Work to complete:
Without including any picture, write out the entries exactly as they stand.

____________

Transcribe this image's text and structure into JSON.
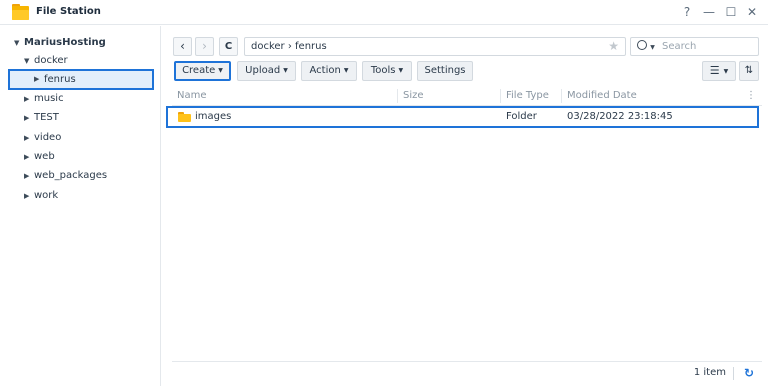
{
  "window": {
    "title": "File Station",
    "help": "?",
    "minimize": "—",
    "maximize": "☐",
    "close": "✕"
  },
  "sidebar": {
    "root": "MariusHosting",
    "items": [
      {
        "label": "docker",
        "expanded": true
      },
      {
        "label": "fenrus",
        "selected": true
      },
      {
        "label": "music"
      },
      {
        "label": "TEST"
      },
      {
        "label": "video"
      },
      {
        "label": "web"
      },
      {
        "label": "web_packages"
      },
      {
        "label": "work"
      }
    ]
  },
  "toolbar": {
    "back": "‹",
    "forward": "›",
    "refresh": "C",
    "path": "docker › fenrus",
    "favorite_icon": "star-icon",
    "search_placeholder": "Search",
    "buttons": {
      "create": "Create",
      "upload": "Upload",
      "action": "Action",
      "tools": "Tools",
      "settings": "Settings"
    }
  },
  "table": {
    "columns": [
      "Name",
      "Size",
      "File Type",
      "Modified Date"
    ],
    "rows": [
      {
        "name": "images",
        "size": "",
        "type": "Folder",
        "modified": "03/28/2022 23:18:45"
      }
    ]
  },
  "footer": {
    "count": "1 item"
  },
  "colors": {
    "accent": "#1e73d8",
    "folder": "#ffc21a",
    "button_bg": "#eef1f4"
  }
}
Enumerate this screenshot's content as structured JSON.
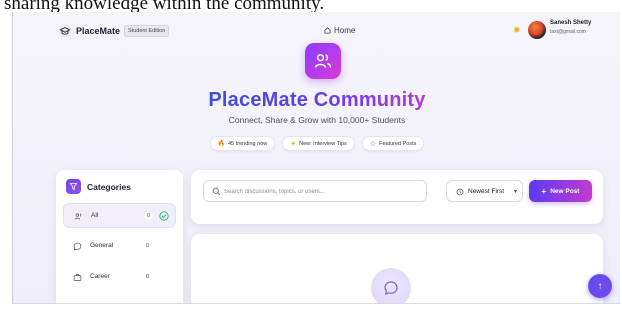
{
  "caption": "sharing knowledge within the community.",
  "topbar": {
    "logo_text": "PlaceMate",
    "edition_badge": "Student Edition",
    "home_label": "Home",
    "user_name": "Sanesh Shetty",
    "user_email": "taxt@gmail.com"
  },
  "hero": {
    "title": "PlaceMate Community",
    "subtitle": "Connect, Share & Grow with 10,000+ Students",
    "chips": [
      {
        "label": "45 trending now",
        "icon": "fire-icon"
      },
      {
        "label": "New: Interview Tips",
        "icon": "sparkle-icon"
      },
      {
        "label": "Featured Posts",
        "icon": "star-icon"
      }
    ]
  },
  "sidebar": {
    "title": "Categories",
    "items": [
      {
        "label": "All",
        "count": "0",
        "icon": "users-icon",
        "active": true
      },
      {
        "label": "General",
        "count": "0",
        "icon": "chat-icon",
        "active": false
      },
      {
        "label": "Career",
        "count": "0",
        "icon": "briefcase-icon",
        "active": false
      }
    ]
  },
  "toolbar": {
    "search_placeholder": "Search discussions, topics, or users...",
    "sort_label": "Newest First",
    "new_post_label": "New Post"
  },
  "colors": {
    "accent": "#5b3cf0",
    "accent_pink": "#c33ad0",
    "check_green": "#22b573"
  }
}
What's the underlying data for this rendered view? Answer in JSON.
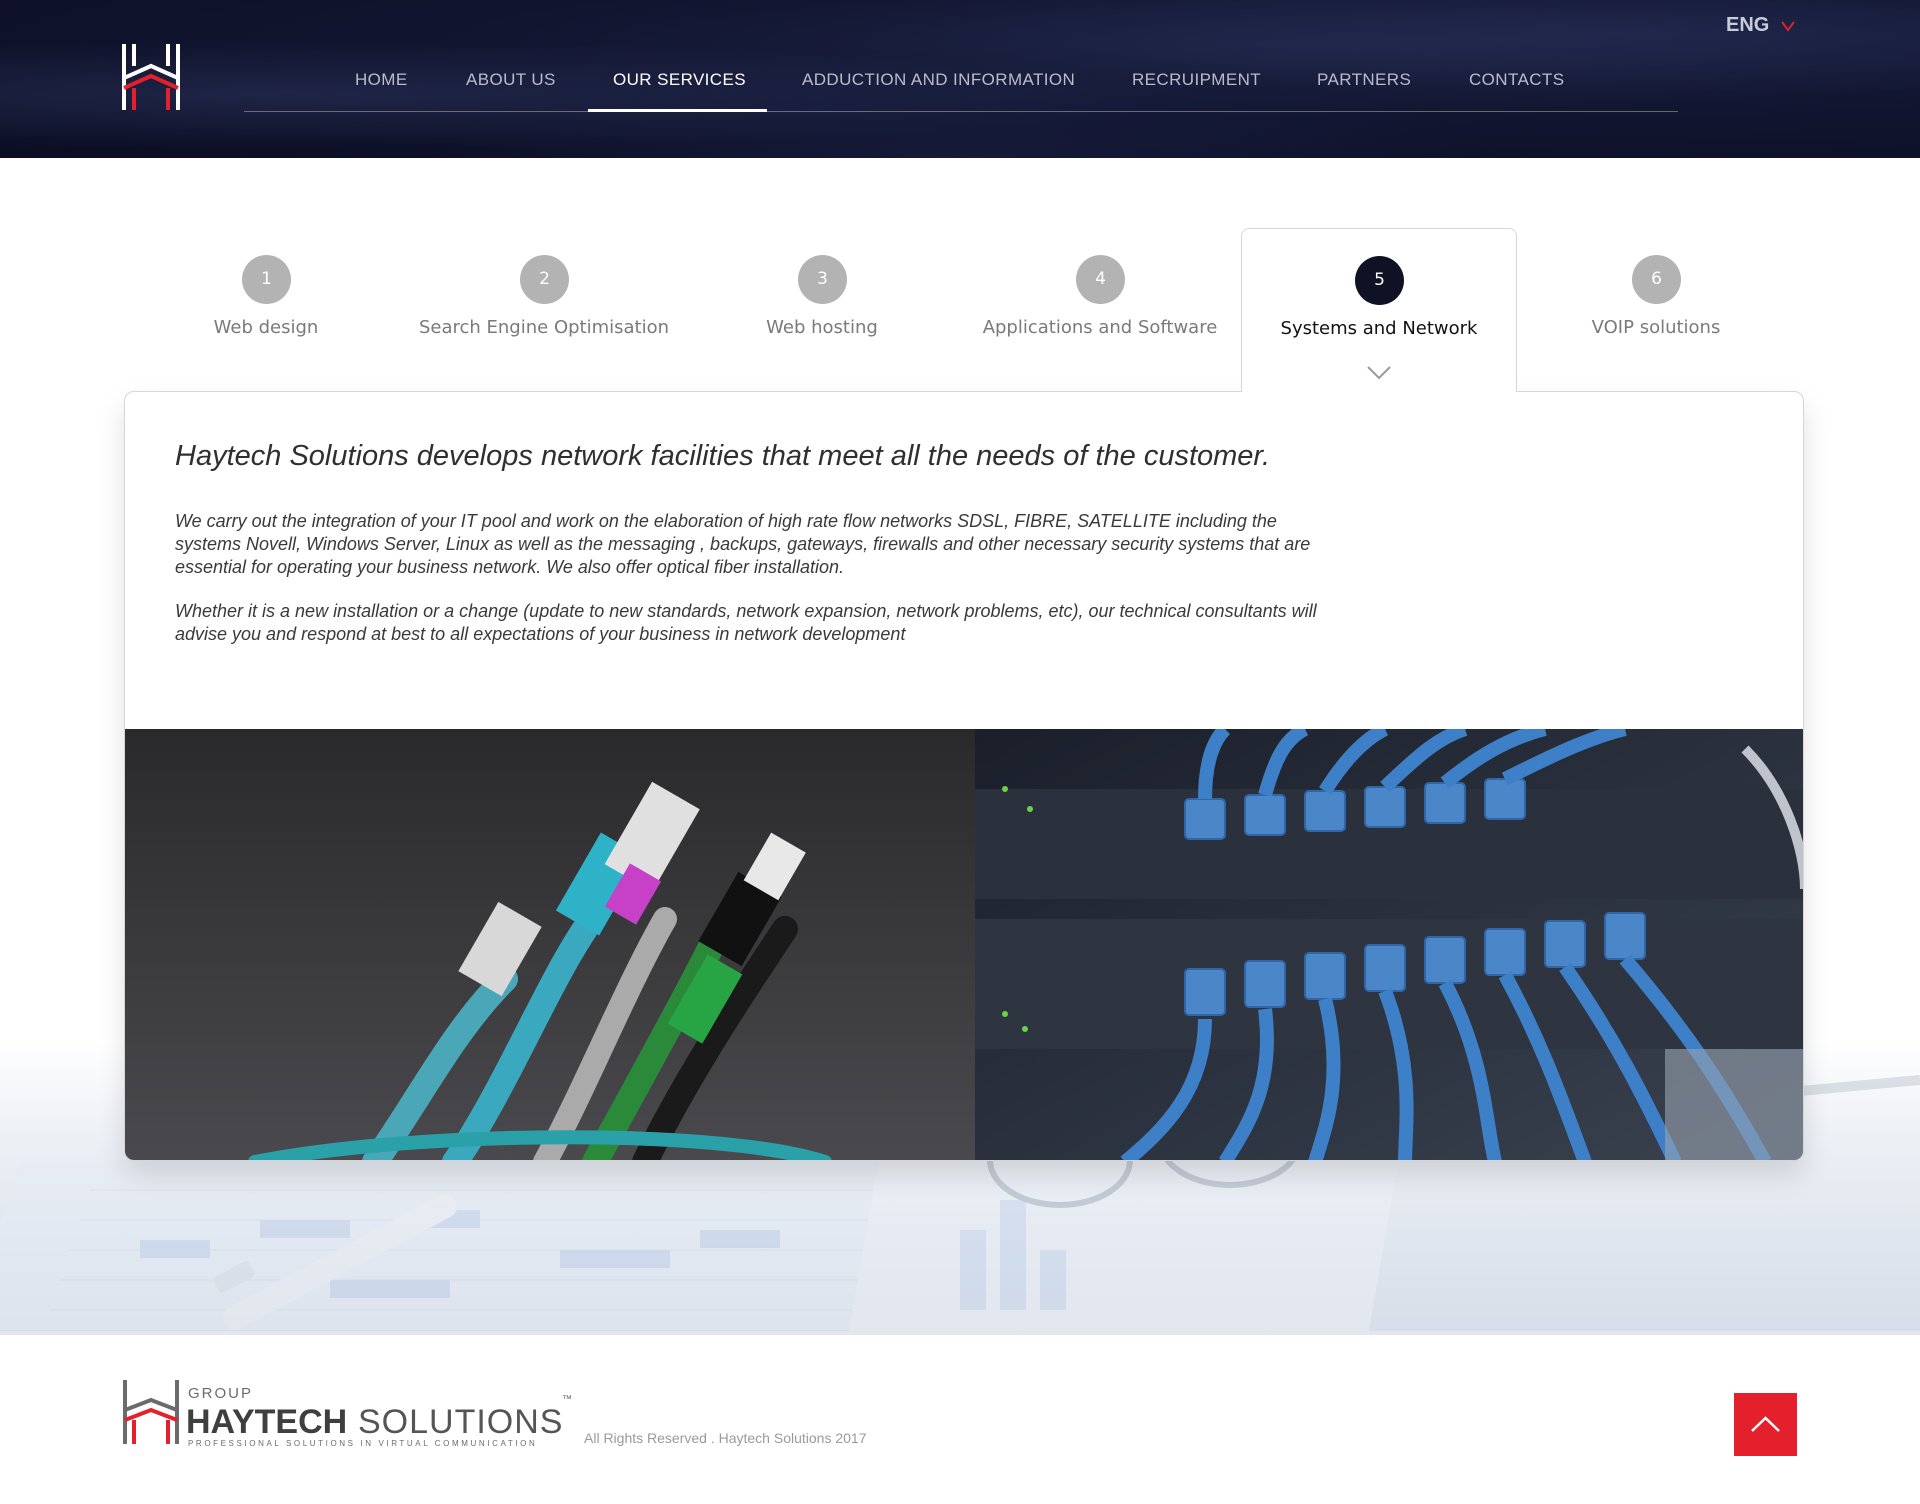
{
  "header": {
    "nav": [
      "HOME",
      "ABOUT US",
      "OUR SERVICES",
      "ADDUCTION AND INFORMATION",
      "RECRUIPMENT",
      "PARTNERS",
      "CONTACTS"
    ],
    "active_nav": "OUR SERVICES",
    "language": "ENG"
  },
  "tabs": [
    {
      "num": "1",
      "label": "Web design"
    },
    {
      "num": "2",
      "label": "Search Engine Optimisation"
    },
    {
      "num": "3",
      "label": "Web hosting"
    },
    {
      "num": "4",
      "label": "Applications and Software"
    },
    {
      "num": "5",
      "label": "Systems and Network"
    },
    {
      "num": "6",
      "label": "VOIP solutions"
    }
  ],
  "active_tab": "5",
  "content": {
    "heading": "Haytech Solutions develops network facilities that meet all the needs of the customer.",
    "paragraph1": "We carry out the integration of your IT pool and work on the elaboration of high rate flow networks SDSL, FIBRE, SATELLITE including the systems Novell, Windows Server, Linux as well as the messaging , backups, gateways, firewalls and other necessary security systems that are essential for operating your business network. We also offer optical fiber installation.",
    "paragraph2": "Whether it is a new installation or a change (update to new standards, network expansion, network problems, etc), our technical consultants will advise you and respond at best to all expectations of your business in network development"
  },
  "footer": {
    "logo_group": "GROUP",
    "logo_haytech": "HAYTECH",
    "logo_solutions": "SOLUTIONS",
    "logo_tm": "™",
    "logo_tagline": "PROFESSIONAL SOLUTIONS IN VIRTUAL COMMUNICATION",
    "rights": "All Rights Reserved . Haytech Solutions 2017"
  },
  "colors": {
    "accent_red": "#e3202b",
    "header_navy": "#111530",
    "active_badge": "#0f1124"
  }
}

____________

Exercise result:
Transcribe this image's text and structure into JSON.
{
  "window": {
    "title": "File Station",
    "help": "?",
    "minimize": "—",
    "maximize": "☐",
    "close": "✕"
  },
  "sidebar": {
    "root": "MariusHosting",
    "items": [
      {
        "label": "docker",
        "expanded": true
      },
      {
        "label": "fenrus",
        "selected": true
      },
      {
        "label": "music"
      },
      {
        "label": "TEST"
      },
      {
        "label": "video"
      },
      {
        "label": "web"
      },
      {
        "label": "web_packages"
      },
      {
        "label": "work"
      }
    ]
  },
  "toolbar": {
    "back": "‹",
    "forward": "›",
    "refresh": "C",
    "path": "docker › fenrus",
    "favorite_icon": "star-icon",
    "search_placeholder": "Search",
    "buttons": {
      "create": "Create",
      "upload": "Upload",
      "action": "Action",
      "tools": "Tools",
      "settings": "Settings"
    }
  },
  "table": {
    "columns": [
      "Name",
      "Size",
      "File Type",
      "Modified Date"
    ],
    "rows": [
      {
        "name": "images",
        "size": "",
        "type": "Folder",
        "modified": "03/28/2022 23:18:45"
      }
    ]
  },
  "footer": {
    "count": "1 item"
  },
  "colors": {
    "accent": "#1e73d8",
    "folder": "#ffc21a",
    "button_bg": "#eef1f4"
  }
}
Enumerate this screenshot's content as structured JSON.
{
  "caption": "sharing knowledge within the community.",
  "topbar": {
    "logo_text": "PlaceMate",
    "edition_badge": "Student Edition",
    "home_label": "Home",
    "user_name": "Sanesh Shetty",
    "user_email": "taxt@gmail.com"
  },
  "hero": {
    "title": "PlaceMate Community",
    "subtitle": "Connect, Share & Grow with 10,000+ Students",
    "chips": [
      {
        "label": "45 trending now",
        "icon": "fire-icon"
      },
      {
        "label": "New: Interview Tips",
        "icon": "sparkle-icon"
      },
      {
        "label": "Featured Posts",
        "icon": "star-icon"
      }
    ]
  },
  "sidebar": {
    "title": "Categories",
    "items": [
      {
        "label": "All",
        "count": "0",
        "icon": "users-icon",
        "active": true
      },
      {
        "label": "General",
        "count": "0",
        "icon": "chat-icon",
        "active": false
      },
      {
        "label": "Career",
        "count": "0",
        "icon": "briefcase-icon",
        "active": false
      }
    ]
  },
  "toolbar": {
    "search_placeholder": "Search discussions, topics, or users...",
    "sort_label": "Newest First",
    "new_post_label": "New Post"
  },
  "colors": {
    "accent": "#5b3cf0",
    "accent_pink": "#c33ad0",
    "check_green": "#22b573"
  }
}
What's the underlying data for this rendered view? Answer in JSON.
{
  "header": {
    "nav": [
      "HOME",
      "ABOUT US",
      "OUR SERVICES",
      "ADDUCTION AND INFORMATION",
      "RECRUIPMENT",
      "PARTNERS",
      "CONTACTS"
    ],
    "active_nav": "OUR SERVICES",
    "language": "ENG"
  },
  "tabs": [
    {
      "num": "1",
      "label": "Web design"
    },
    {
      "num": "2",
      "label": "Search Engine Optimisation"
    },
    {
      "num": "3",
      "label": "Web hosting"
    },
    {
      "num": "4",
      "label": "Applications and Software"
    },
    {
      "num": "5",
      "label": "Systems and Network"
    },
    {
      "num": "6",
      "label": "VOIP solutions"
    }
  ],
  "active_tab": "5",
  "content": {
    "heading": "Haytech Solutions develops network facilities that meet all the needs of the customer.",
    "paragraph1": "We carry out the integration of your IT pool and work on the elaboration of high rate flow networks SDSL, FIBRE, SATELLITE including the systems Novell, Windows Server, Linux as well as the messaging , backups, gateways, firewalls and other necessary security systems that are essential for operating your business network. We also offer optical fiber installation.",
    "paragraph2": "Whether it is a new installation or a change (update to new standards, network expansion, network problems, etc), our technical consultants will advise you and respond at best to all expectations of your business in network development"
  },
  "footer": {
    "logo_group": "GROUP",
    "logo_haytech": "HAYTECH",
    "logo_solutions": "SOLUTIONS",
    "logo_tm": "™",
    "logo_tagline": "PROFESSIONAL SOLUTIONS IN VIRTUAL COMMUNICATION",
    "rights": "All Rights Reserved . Haytech Solutions 2017"
  },
  "colors": {
    "accent_red": "#e3202b",
    "header_navy": "#111530",
    "active_badge": "#0f1124"
  }
}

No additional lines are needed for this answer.